There will be many times when you'll need or want to write to a college professor, a recruiter, a coach, a potential reference writer, or a potential employer. Since it is easy and accessible to nearly everybody, email is the first choice for many letter writers.
The first rule of email etiquette is:
1). Make sure that email is appropriate for the occasion.
Some people simply prefer official letters that arrive in the mailbox, and they may not feel that email is an appropriate way to do business - especially when they receive unsolicited emails from members of a younger generation.
It is up to you to figure out whether your professor, clergyman, teacher, future gymnastic coach, or potential mentor accepts email queries. One good way to find out is to see if this person has a web site with an email account attached. If that fails, make a simple phone call and ask.
2). Be mindful of your email address!
This is a mistake that so many teens make - and they don’t have a clue! Does your email name look something like email@example.com or Ihatepeople@allaboutme.com? And to whom are you sending this?
It’s fine to use that address when writing your friends. If you want to conduct business by email, simply create a new address.
3). Do not use texting language!
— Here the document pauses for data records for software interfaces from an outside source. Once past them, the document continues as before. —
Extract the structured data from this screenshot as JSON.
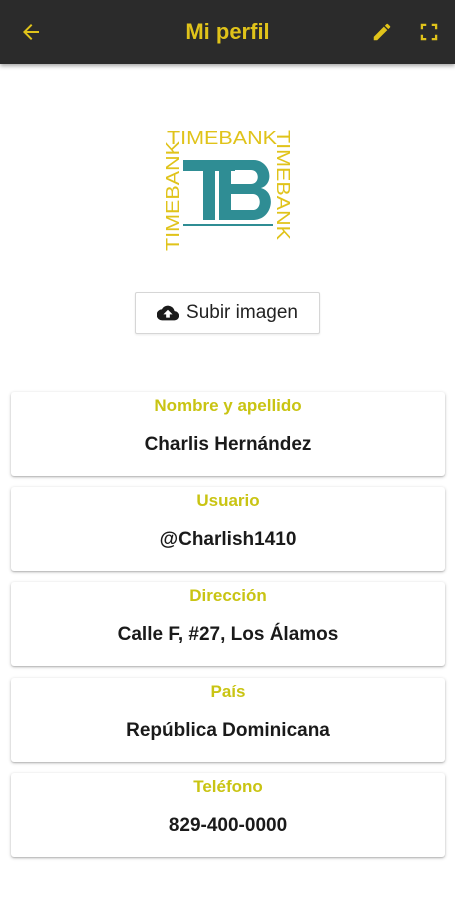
{
  "header": {
    "title": "Mi perfil",
    "back_icon": "arrow-left-icon",
    "edit_icon": "pencil-icon",
    "fullscreen_icon": "fullscreen-icon",
    "accent_color": "#e0c31a",
    "background_color": "#2b2b2b"
  },
  "logo": {
    "word": "TIMEBANK",
    "monogram": "TB"
  },
  "upload": {
    "label": "Subir imagen",
    "icon": "cloud-upload-icon"
  },
  "fields": [
    {
      "label": "Nombre y apellido",
      "value": "Charlis Hernández"
    },
    {
      "label": "Usuario",
      "value": "@Charlish1410"
    },
    {
      "label": "Dirección",
      "value": "Calle F, #27, Los Álamos"
    },
    {
      "label": "País",
      "value": "República Dominicana"
    },
    {
      "label": "Teléfono",
      "value": "829-400-0000"
    }
  ]
}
no u didnt rite ur tchr like this. U r asking fr trubl. And DON’T USE ALL CAPS.
4). Use letter format.
Most email accounts give you formatting options. Go ahead and format your letter using a proper greeting, paragraphs, bullets, closings, or other features that give your letter a professional look. This shows that you are serious, mature, and savvy.
5.) Be respectful.
Many of us tend to get a little too familiar or get a little too comfortable in emails, and this may cause us to make costly assumptions. For example, you should always use an appropriate title when addressing a professional, even if that person signs his correspondence with his/her first name. If in doubt, use a title.
- If you are writing to a college professor and you don’t know whether the person is a Ph.D., use "Dear Professor."
- If you don’t know the gender of the person you are writing, you could use the first and last name, like "Dear Jo Baker," or you could use the role of the person as your title, like "Dear Search Committee Chair." If it is possible, you could also make a phone call to the department or office and ask how to address the person you’re writing.
- When in doubt, be formal in your address. It may seem stuffy, but it won’t offend anybody! When influential people are the laid-back types and they want you to relax, they tell you so.